Islamophobia lecture by Dr. Tariq Modood
Guest lecture by Dr. Tariq Modood
Public · Hosted by Emory University Middle Eastern and South Asian Studies Department
"Islamophobia and the Struggle for Recognition"
with Tariq Modood, Prof, Sociology, Politics and Public Policy, University of Bristol, UK.
The Runnymede Trust (London) launched the public career of the concept of Islamophobia in 1997. It was too located in the field of religious tolerance and pluralism and I pioneered an alternative understanding of Islamophobia that defines it as anti-Muslim racism in the context of multicultural citizenship. I am delighted that this is emerging as the dominant interpretation of Islamophobia, (having been accepted some years ago by UNESCO and recently by the Runnymede Trust itself). And more generally that the concept is establishing itself in social science and public discourse alike. Yet I have some misgivings by the direction that some Islamophobia/Muslim studies are taking. My approach sees racialised ethno-religious group identity as having an ‘inside’ but in much of social science it is understood as something that is ‘constructed from the outside’, namely that it is an ascribed identity, constructed as a form of ‘othering’. I think that both these aspects of groupness have a real world existence and political significance, and cannot be reduced to each other, but a lot of social studies is focused on ‘othering’ alone. I challenge this latter orientation by arguing that being a Muslim is an identity that is capable of being ‘recognised’ and so necessarily has a dimension of group inter-subjectivity. I make a multiculturalist plea for studying Islamophobia (and groups negatively perceived from the outside, generally) within a normative framework which priorities groups fighting outsider perceptions by boosting insider identifications (‘the struggle for recognition’).
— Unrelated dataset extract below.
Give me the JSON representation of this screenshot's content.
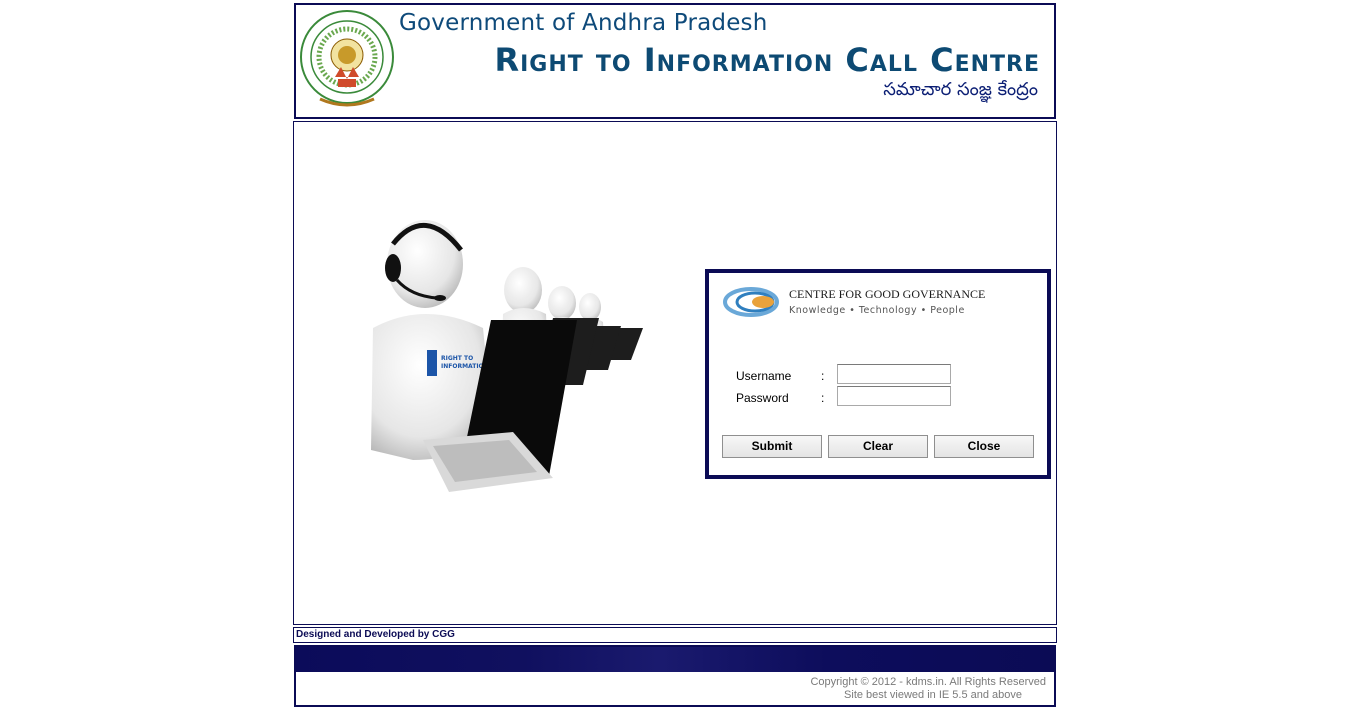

James Weldon Johnson Institute for the Study of Race and Difference;
Department of Sociology